> [Provided material]:
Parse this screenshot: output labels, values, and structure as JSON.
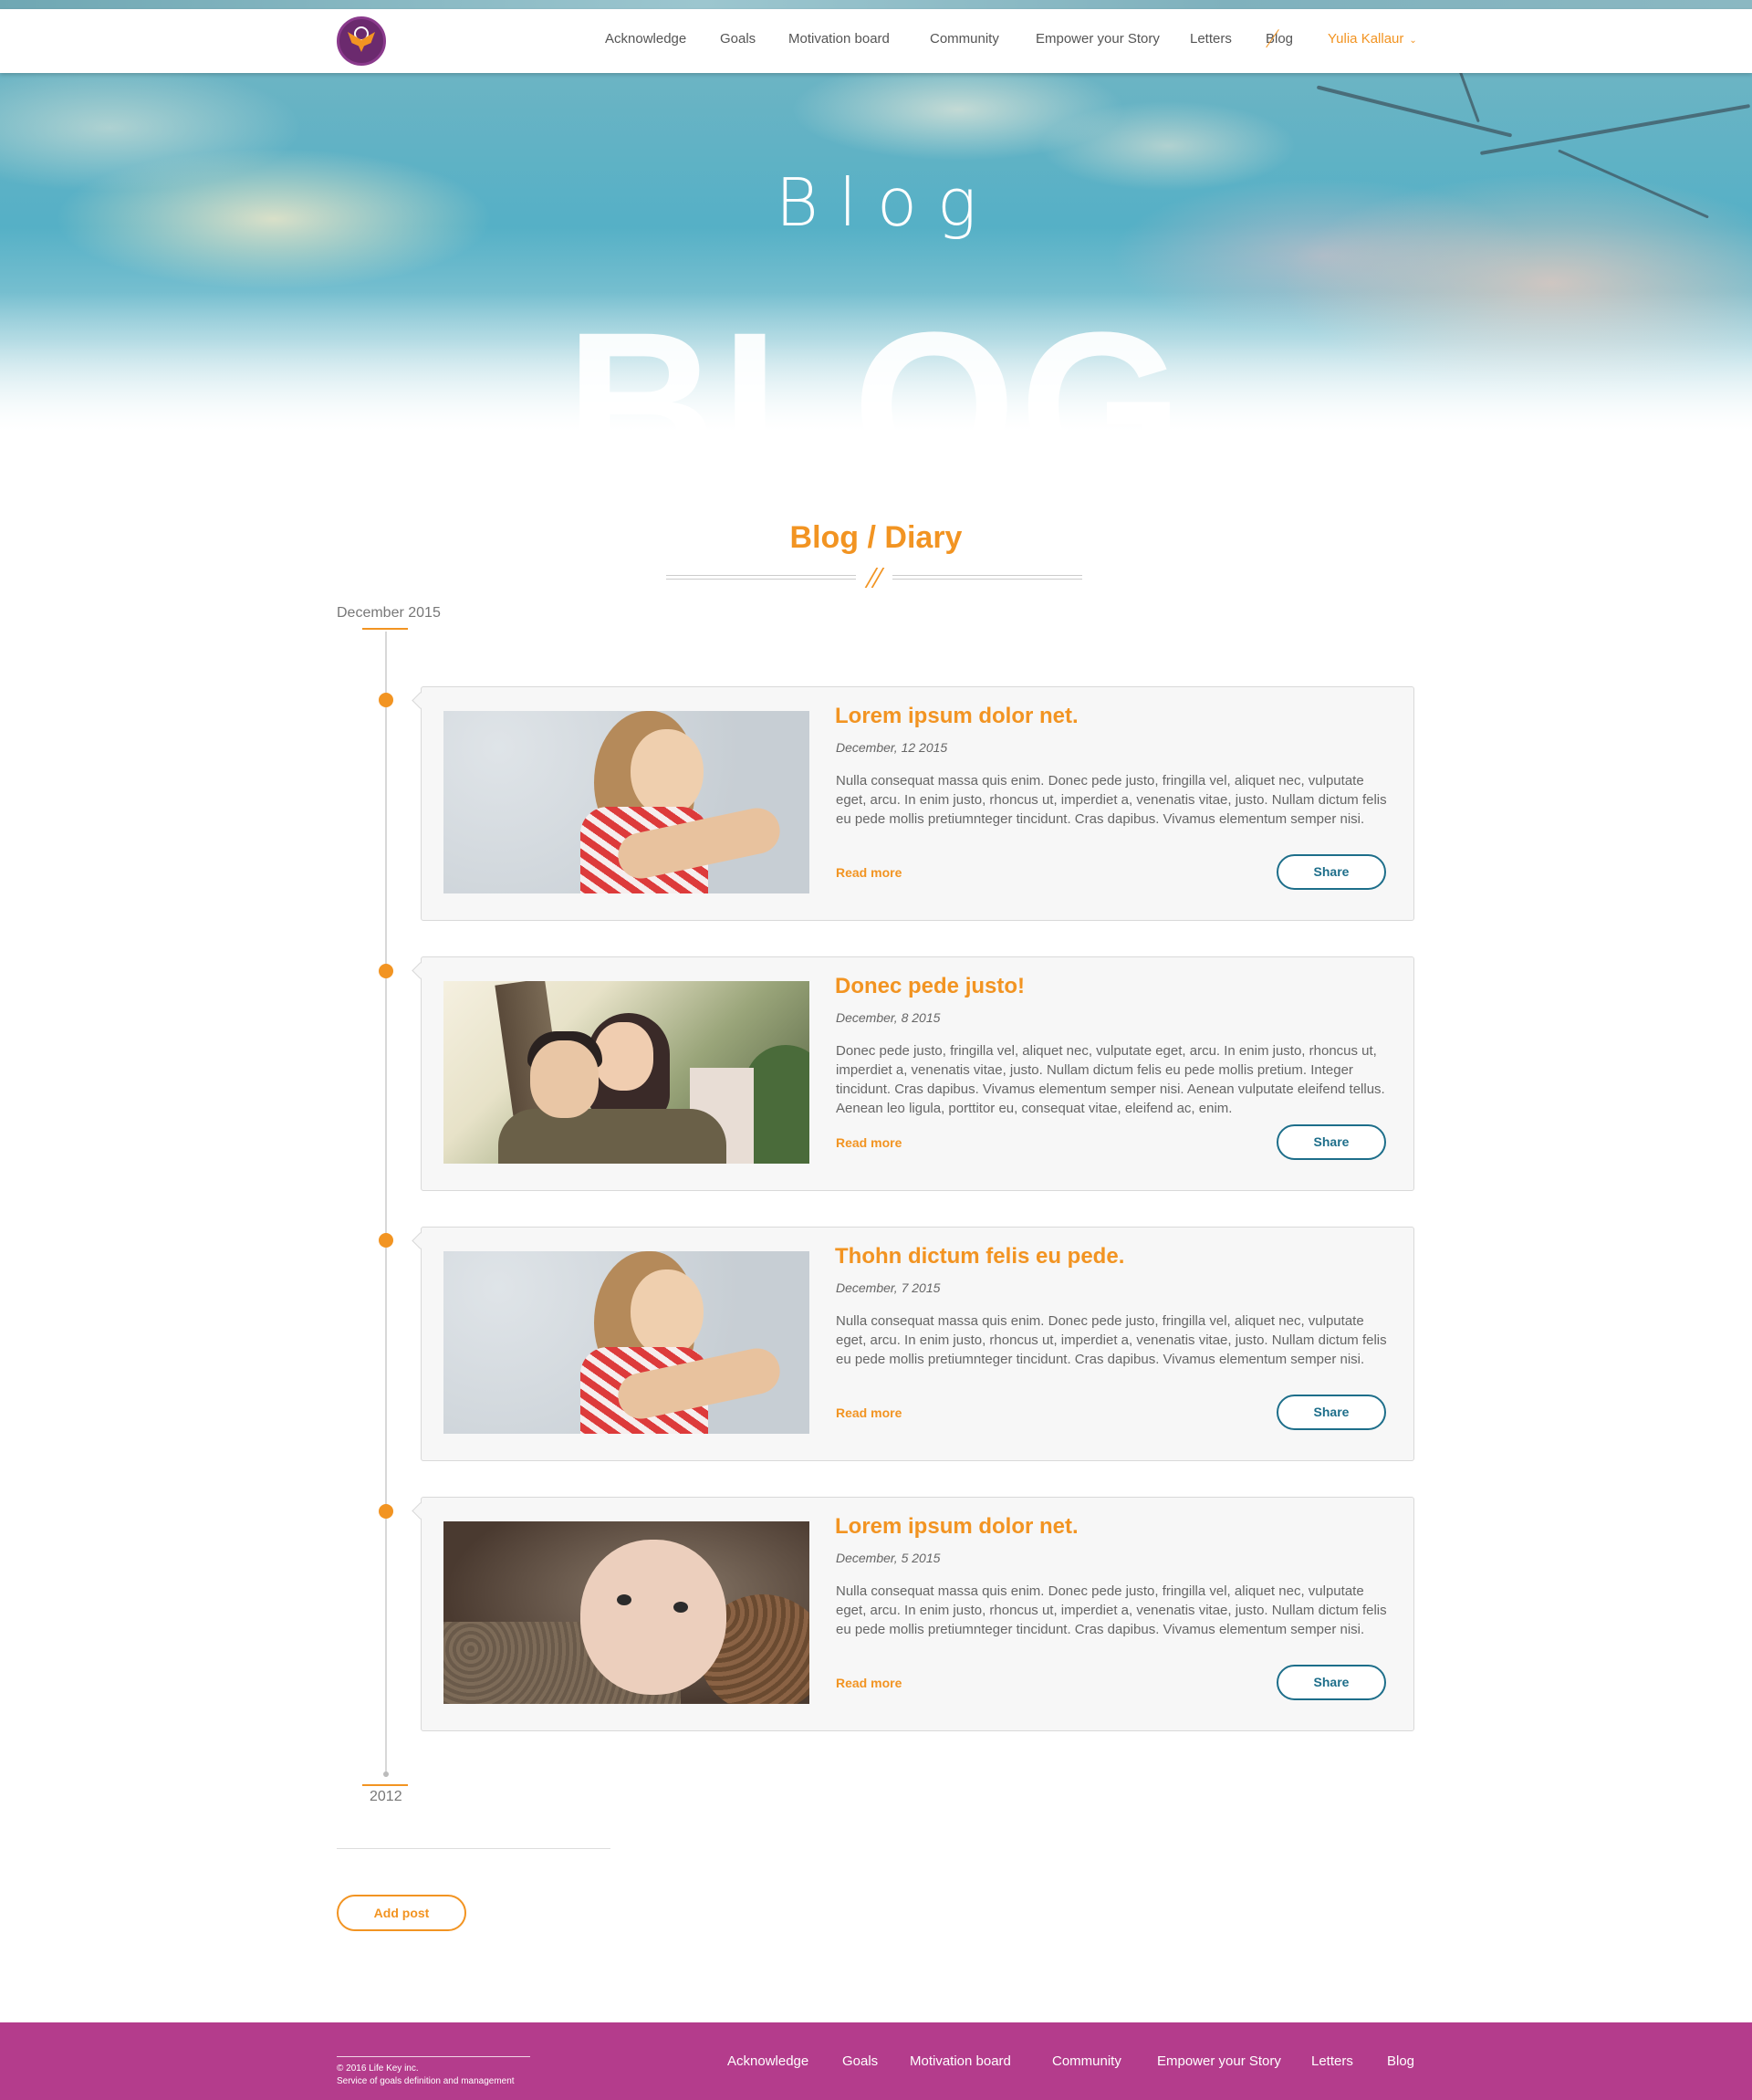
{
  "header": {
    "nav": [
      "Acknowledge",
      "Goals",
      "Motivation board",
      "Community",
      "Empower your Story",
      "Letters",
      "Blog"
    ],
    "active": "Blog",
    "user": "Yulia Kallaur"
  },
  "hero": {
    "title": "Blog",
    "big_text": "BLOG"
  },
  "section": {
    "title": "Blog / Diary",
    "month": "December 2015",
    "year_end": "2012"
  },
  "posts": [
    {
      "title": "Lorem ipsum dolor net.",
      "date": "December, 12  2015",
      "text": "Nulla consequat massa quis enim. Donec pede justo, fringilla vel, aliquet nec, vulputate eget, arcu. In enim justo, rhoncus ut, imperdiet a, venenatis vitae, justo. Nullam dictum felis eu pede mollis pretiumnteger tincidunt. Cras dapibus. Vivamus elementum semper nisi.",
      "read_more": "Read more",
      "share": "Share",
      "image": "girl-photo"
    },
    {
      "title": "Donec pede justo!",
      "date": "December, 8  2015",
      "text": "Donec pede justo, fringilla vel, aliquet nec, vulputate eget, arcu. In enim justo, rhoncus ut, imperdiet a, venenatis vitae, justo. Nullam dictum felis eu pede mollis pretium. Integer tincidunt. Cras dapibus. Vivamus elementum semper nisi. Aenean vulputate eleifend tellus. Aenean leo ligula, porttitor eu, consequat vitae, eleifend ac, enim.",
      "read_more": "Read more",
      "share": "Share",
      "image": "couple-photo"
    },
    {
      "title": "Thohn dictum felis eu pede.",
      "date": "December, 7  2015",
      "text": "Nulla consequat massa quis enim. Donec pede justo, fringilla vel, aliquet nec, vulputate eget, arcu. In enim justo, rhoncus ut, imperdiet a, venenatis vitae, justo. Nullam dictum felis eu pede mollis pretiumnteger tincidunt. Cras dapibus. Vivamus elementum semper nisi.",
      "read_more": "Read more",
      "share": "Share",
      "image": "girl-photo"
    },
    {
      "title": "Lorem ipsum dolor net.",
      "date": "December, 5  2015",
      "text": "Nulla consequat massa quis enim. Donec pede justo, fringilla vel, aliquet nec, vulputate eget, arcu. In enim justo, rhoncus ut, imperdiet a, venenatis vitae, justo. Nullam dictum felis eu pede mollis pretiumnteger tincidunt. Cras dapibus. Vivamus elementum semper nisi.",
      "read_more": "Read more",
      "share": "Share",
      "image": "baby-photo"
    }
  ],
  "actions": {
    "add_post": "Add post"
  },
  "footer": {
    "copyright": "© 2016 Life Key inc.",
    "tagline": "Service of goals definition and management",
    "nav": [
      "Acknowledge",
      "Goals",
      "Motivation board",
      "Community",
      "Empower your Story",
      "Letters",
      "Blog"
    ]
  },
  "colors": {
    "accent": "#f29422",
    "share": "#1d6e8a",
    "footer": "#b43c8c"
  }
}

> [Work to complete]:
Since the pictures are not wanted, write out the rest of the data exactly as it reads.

> [Completed exercise]:
Parse this screenshot: output labels, values, and structure as JSON.
{
  "header": {
    "nav": [
      "Acknowledge",
      "Goals",
      "Motivation board",
      "Community",
      "Empower your Story",
      "Letters",
      "Blog"
    ],
    "active": "Blog",
    "user": "Yulia Kallaur"
  },
  "hero": {
    "title": "Blog",
    "big_text": "BLOG"
  },
  "section": {
    "title": "Blog / Diary",
    "month": "December 2015",
    "year_end": "2012"
  },
  "posts": [
    {
      "title": "Lorem ipsum dolor net.",
      "date": "December, 12  2015",
      "text": "Nulla consequat massa quis enim. Donec pede justo, fringilla vel, aliquet nec, vulputate eget, arcu. In enim justo, rhoncus ut, imperdiet a, venenatis vitae, justo. Nullam dictum felis eu pede mollis pretiumnteger tincidunt. Cras dapibus. Vivamus elementum semper nisi.",
      "read_more": "Read more",
      "share": "Share",
      "image": "girl-photo"
    },
    {
      "title": "Donec pede justo!",
      "date": "December, 8  2015",
      "text": "Donec pede justo, fringilla vel, aliquet nec, vulputate eget, arcu. In enim justo, rhoncus ut, imperdiet a, venenatis vitae, justo. Nullam dictum felis eu pede mollis pretium. Integer tincidunt. Cras dapibus. Vivamus elementum semper nisi. Aenean vulputate eleifend tellus. Aenean leo ligula, porttitor eu, consequat vitae, eleifend ac, enim.",
      "read_more": "Read more",
      "share": "Share",
      "image": "couple-photo"
    },
    {
      "title": "Thohn dictum felis eu pede.",
      "date": "December, 7  2015",
      "text": "Nulla consequat massa quis enim. Donec pede justo, fringilla vel, aliquet nec, vulputate eget, arcu. In enim justo, rhoncus ut, imperdiet a, venenatis vitae, justo. Nullam dictum felis eu pede mollis pretiumnteger tincidunt. Cras dapibus. Vivamus elementum semper nisi.",
      "read_more": "Read more",
      "share": "Share",
      "image": "girl-photo"
    },
    {
      "title": "Lorem ipsum dolor net.",
      "date": "December, 5  2015",
      "text": "Nulla consequat massa quis enim. Donec pede justo, fringilla vel, aliquet nec, vulputate eget, arcu. In enim justo, rhoncus ut, imperdiet a, venenatis vitae, justo. Nullam dictum felis eu pede mollis pretiumnteger tincidunt. Cras dapibus. Vivamus elementum semper nisi.",
      "read_more": "Read more",
      "share": "Share",
      "image": "baby-photo"
    }
  ],
  "actions": {
    "add_post": "Add post"
  },
  "footer": {
    "copyright": "© 2016 Life Key inc.",
    "tagline": "Service of goals definition and management",
    "nav": [
      "Acknowledge",
      "Goals",
      "Motivation board",
      "Community",
      "Empower your Story",
      "Letters",
      "Blog"
    ]
  },
  "colors": {
    "accent": "#f29422",
    "share": "#1d6e8a",
    "footer": "#b43c8c"
  }
}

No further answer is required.